App and web page records

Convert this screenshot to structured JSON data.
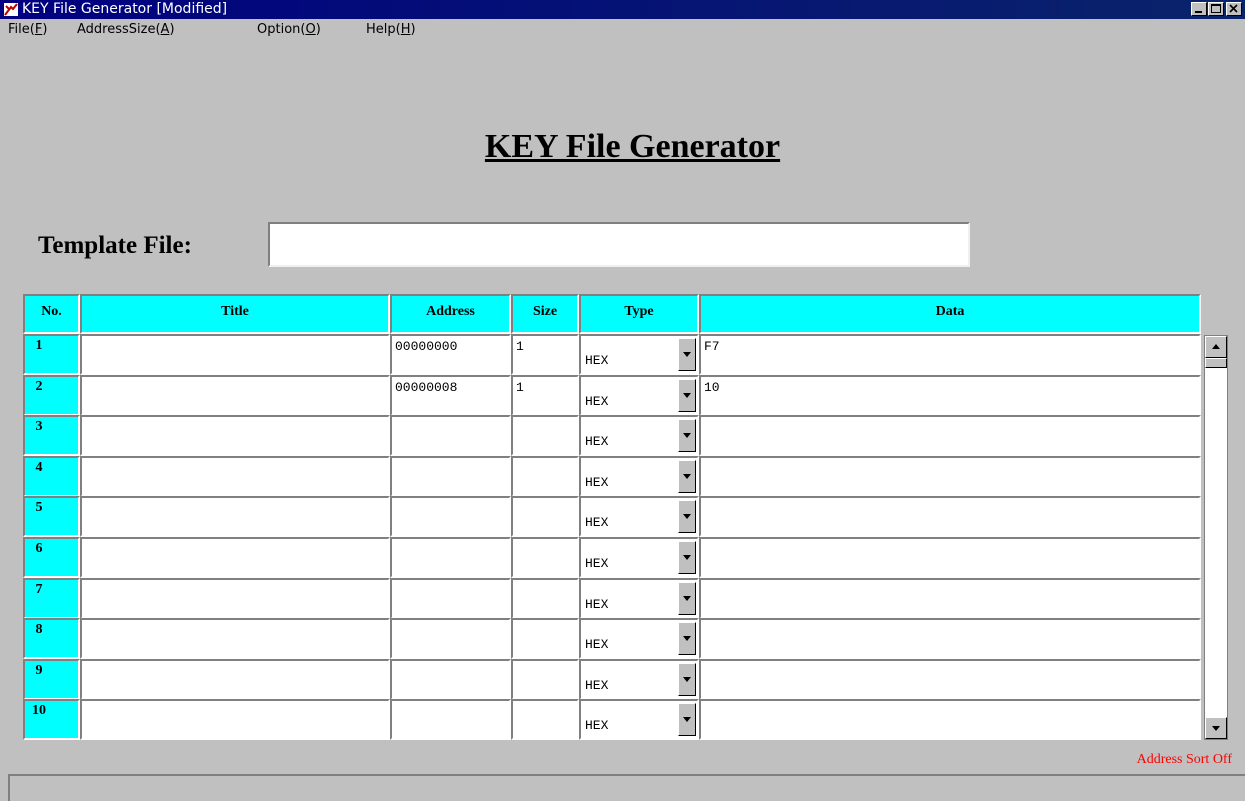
{
  "window": {
    "title": "KEY File Generator [Modified]"
  },
  "menu": [
    {
      "label": "File(",
      "key": "F",
      "suffix": ")"
    },
    {
      "label": "AddressSize(",
      "key": "A",
      "suffix": ")"
    },
    {
      "label": "Option(",
      "key": "O",
      "suffix": ")"
    },
    {
      "label": "Help(",
      "key": "H",
      "suffix": ")"
    }
  ],
  "heading": "KEY File Generator",
  "template": {
    "label": "Template File:",
    "value": ""
  },
  "table": {
    "headers": {
      "no": "No.",
      "title": "Title",
      "address": "Address",
      "size": "Size",
      "type": "Type",
      "data": "Data"
    },
    "rows": [
      {
        "no": "1",
        "title": "",
        "address": "00000000",
        "size": "1",
        "type": "HEX",
        "data": "F7"
      },
      {
        "no": "2",
        "title": "",
        "address": "00000008",
        "size": "1",
        "type": "HEX",
        "data": "10"
      },
      {
        "no": "3",
        "title": "",
        "address": "",
        "size": "",
        "type": "HEX",
        "data": ""
      },
      {
        "no": "4",
        "title": "",
        "address": "",
        "size": "",
        "type": "HEX",
        "data": ""
      },
      {
        "no": "5",
        "title": "",
        "address": "",
        "size": "",
        "type": "HEX",
        "data": ""
      },
      {
        "no": "6",
        "title": "",
        "address": "",
        "size": "",
        "type": "HEX",
        "data": ""
      },
      {
        "no": "7",
        "title": "",
        "address": "",
        "size": "",
        "type": "HEX",
        "data": ""
      },
      {
        "no": "8",
        "title": "",
        "address": "",
        "size": "",
        "type": "HEX",
        "data": ""
      },
      {
        "no": "9",
        "title": "",
        "address": "",
        "size": "",
        "type": "HEX",
        "data": ""
      },
      {
        "no": "10",
        "title": "",
        "address": "",
        "size": "",
        "type": "HEX",
        "data": ""
      }
    ]
  },
  "sort_status": "Address Sort Off",
  "colors": {
    "header_bg": "#00ffff",
    "titlebar_bg": "#000080",
    "sort_status": "#ff0000"
  },
  "icons": {
    "app": "app-icon",
    "minimize": "minimize-icon",
    "maximize": "maximize-icon",
    "close": "close-icon",
    "dropdown": "chevron-down-icon",
    "scroll_up": "scroll-up-icon",
    "scroll_down": "scroll-down-icon"
  }
}
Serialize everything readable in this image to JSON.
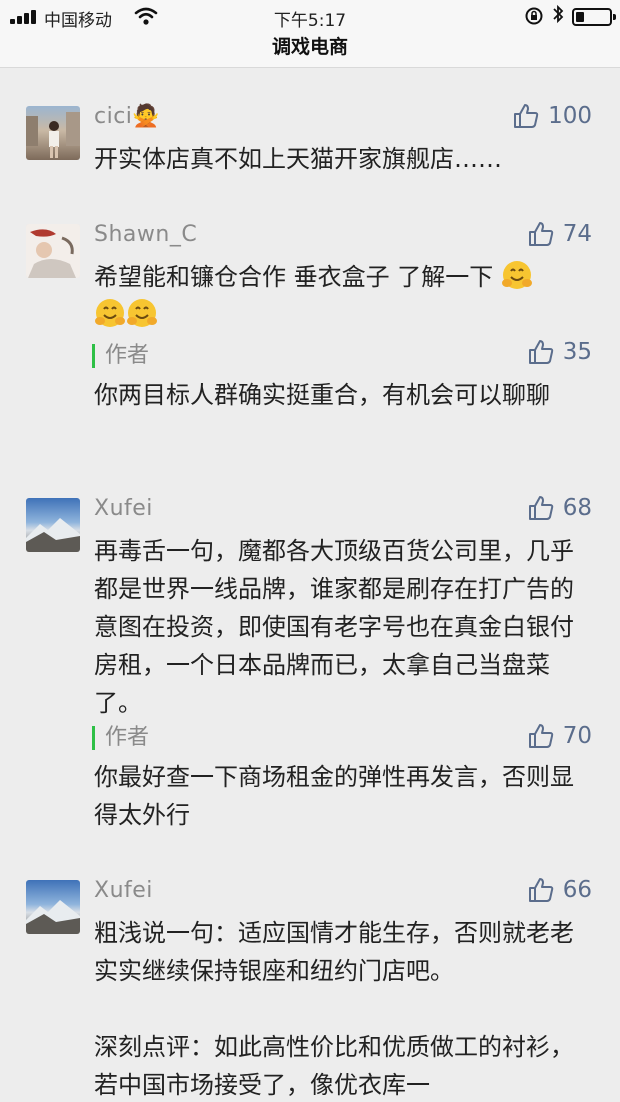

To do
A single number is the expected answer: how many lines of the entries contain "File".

Result
4